PROBLEM REQUIREMENTS:
Every line in the entries that holds the word "mean" counts toward the answer, which should be a single number.

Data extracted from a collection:
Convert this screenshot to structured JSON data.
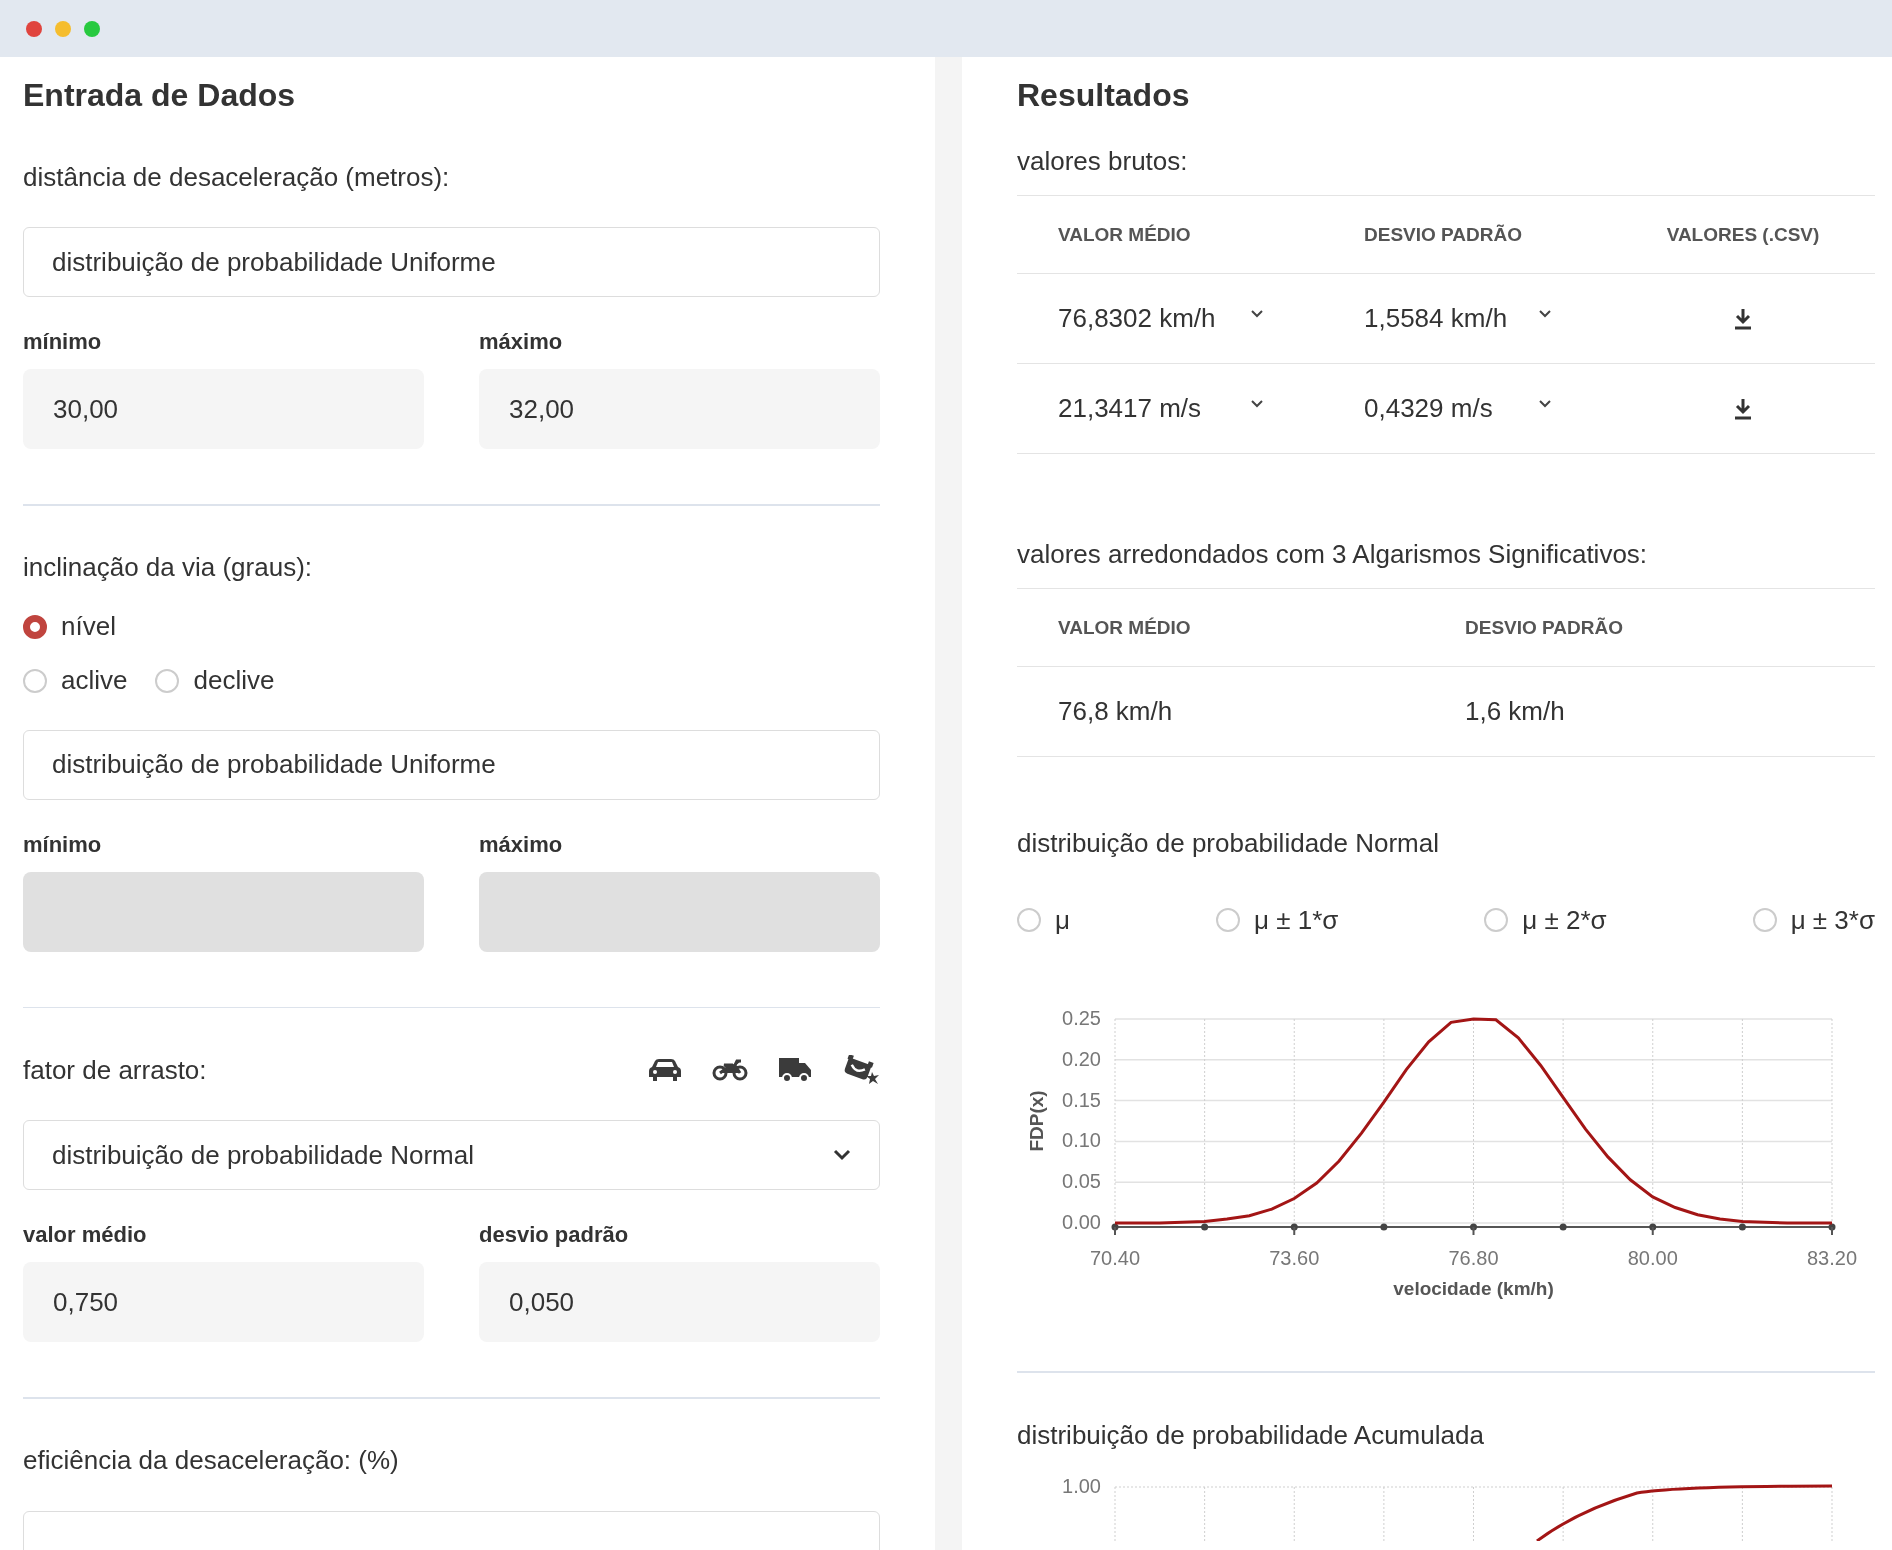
{
  "input_panel": {
    "title": "Entrada de Dados",
    "sections": [
      {
        "label": "distância de desaceleração (metros):",
        "show_vehicles": false,
        "field": {
          "kind": "plain",
          "value": "distribuição de probabilidade Uniforme"
        },
        "params": [
          {
            "label": "mínimo",
            "value": "30,00",
            "disabled": false
          },
          {
            "label": "máximo",
            "value": "32,00",
            "disabled": false
          }
        ]
      },
      {
        "label": "inclinação da via (graus):",
        "show_vehicles": false,
        "options": [
          {
            "label": "nível",
            "selected": true
          },
          {
            "label": "aclive",
            "selected": false
          },
          {
            "label": "declive",
            "selected": false
          }
        ],
        "field": {
          "kind": "plain",
          "value": "distribuição de probabilidade Uniforme"
        },
        "params": [
          {
            "label": "mínimo",
            "disabled": true
          },
          {
            "label": "máximo",
            "disabled": true
          }
        ]
      },
      {
        "label": "fator de arrasto:",
        "show_vehicles": true,
        "field": {
          "kind": "select",
          "value": "distribuição de probabilidade Normal"
        },
        "params": [
          {
            "label": "valor médio",
            "value": "0,750",
            "disabled": false
          },
          {
            "label": "desvio padrão",
            "value": "0,050",
            "disabled": false
          }
        ]
      },
      {
        "label": "eficiência da desaceleração: (%)",
        "show_vehicles": false,
        "field": {
          "kind": "plain"
        }
      }
    ]
  },
  "results_panel": {
    "title": "Resultados",
    "raw": {
      "title": "valores brutos:",
      "columns": [
        "VALOR MÉDIO",
        "DESVIO PADRÃO",
        "VALORES (.CSV)"
      ],
      "rows": [
        {
          "mean": "76,8302 km/h",
          "std": "1,5584 km/h"
        },
        {
          "mean": "21,3417 m/s",
          "std": "0,4329 m/s"
        }
      ]
    },
    "rounded": {
      "title": "valores arredondados com 3 Algarismos Significativos:",
      "columns": [
        "VALOR MÉDIO",
        "DESVIO PADRÃO"
      ],
      "rows": [
        {
          "mean": "76,8 km/h",
          "std": "1,6 km/h"
        }
      ]
    },
    "normal": {
      "title": "distribuição de probabilidade Normal",
      "options": [
        {
          "label": "μ",
          "selected": false
        },
        {
          "label": "μ ± 1*σ",
          "selected": false
        },
        {
          "label": "μ ± 2*σ",
          "selected": false
        },
        {
          "label": "μ ± 3*σ",
          "selected": false
        }
      ],
      "chart_data": {
        "type": "line",
        "grid": true,
        "xlabel": "velocidade (km/h)",
        "ylabel": "FDP(x)",
        "x": [
          70.4,
          70.8,
          71.2,
          71.6,
          72.0,
          72.4,
          72.8,
          73.2,
          73.6,
          74.0,
          74.4,
          74.8,
          75.2,
          75.6,
          76.0,
          76.4,
          76.8,
          77.2,
          77.6,
          78.0,
          78.4,
          78.8,
          79.2,
          79.6,
          80.0,
          80.4,
          80.8,
          81.2,
          81.6,
          82.0,
          82.4,
          82.8,
          83.2
        ],
        "series": [
          {
            "color": "#a31515",
            "values": [
              0.0,
              0.0,
              0.0,
              0.001,
              0.002,
              0.005,
              0.009,
              0.017,
              0.03,
              0.049,
              0.076,
              0.11,
              0.148,
              0.188,
              0.222,
              0.246,
              0.25,
              0.249,
              0.227,
              0.193,
              0.154,
              0.115,
              0.081,
              0.053,
              0.032,
              0.019,
              0.01,
              0.005,
              0.002,
              0.001,
              0.0,
              0.0,
              0.0
            ]
          }
        ],
        "xlim": [
          70.4,
          83.2
        ],
        "ylim": [
          0,
          0.25
        ],
        "xticks": [
          {
            "value": 70.4,
            "label": "70.40"
          },
          {
            "value": 73.6,
            "label": "73.60"
          },
          {
            "value": 76.8,
            "label": "76.80"
          },
          {
            "value": 80.0,
            "label": "80.00"
          },
          {
            "value": 83.2,
            "label": "83.20"
          }
        ],
        "yticks": [
          {
            "value": 0,
            "label": "0.00"
          },
          {
            "value": 0.05,
            "label": "0.05"
          },
          {
            "value": 0.1,
            "label": "0.10"
          },
          {
            "value": 0.15,
            "label": "0.15"
          },
          {
            "value": 0.2,
            "label": "0.20"
          },
          {
            "value": 0.25,
            "label": "0.25"
          }
        ]
      }
    },
    "cumulative": {
      "title": "distribuição de probabilidade Acumulada",
      "tick_label": "1.00"
    }
  }
}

RESPONSE TO THIS EXERCISE:
3